Just like at the goalie position, Pierre Dorion has done a nice job putting together a deep group of young defensemen. They have their game-breaking d-man locked up long term in Chabot. Now, it’s about finding him a suitable partner, as well as enough surrounding talent, so he’s not asked to do too much, like this season when he played over 30 minutes in 11 games, including almost 38 minutes in one game.
Brännström and Wolanin will have a chance to solidify themselves as NHL players next season with Thomson and Bernard-Docker not far behind, and of course, the others mentioned fighting for a spot as well. Having said that, the Senators have seen many of their own young defensemen fail to meet expectations in the past. They will undoubtedly add to this group at the NHL Draft, perhaps even with one of their three first-round picks.

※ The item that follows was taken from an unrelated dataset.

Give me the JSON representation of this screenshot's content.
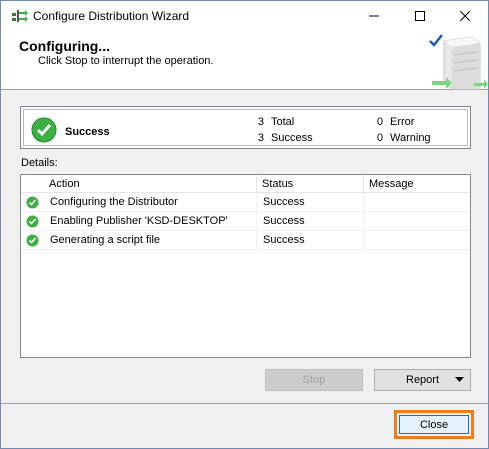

I’m Danny, covering the Ottawa Senators as they attempt to rebuild their way back to contender status.